> **Exercise instructions**: Copy each line of the records below that mentions the word "icon".

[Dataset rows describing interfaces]
+ + + + +

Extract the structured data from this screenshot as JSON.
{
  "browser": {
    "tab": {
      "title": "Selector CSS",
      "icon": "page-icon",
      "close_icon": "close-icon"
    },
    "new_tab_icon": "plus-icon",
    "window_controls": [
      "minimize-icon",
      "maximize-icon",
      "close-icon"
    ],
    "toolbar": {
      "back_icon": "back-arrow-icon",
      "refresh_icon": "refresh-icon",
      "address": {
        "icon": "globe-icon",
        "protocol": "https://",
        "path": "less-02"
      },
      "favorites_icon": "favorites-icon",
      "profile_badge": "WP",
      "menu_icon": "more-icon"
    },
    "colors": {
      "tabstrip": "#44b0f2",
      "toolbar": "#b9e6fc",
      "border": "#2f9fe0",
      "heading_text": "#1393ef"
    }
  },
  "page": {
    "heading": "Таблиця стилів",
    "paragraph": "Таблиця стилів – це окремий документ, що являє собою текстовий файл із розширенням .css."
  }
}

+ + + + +

> **Response for this exercise**:
      "icon": "page-icon",
      "close_icon": "close-icon"
    "new_tab_icon": "plus-icon",
      "minimize-icon",
      "maximize-icon",
      "close-icon"
      "back_icon": "back-arrow-icon",
      "refresh_icon": "refresh-icon",
        "icon": "globe-icon",
      "favorites_icon": "favorites-icon",
      "menu_icon": "more-icon"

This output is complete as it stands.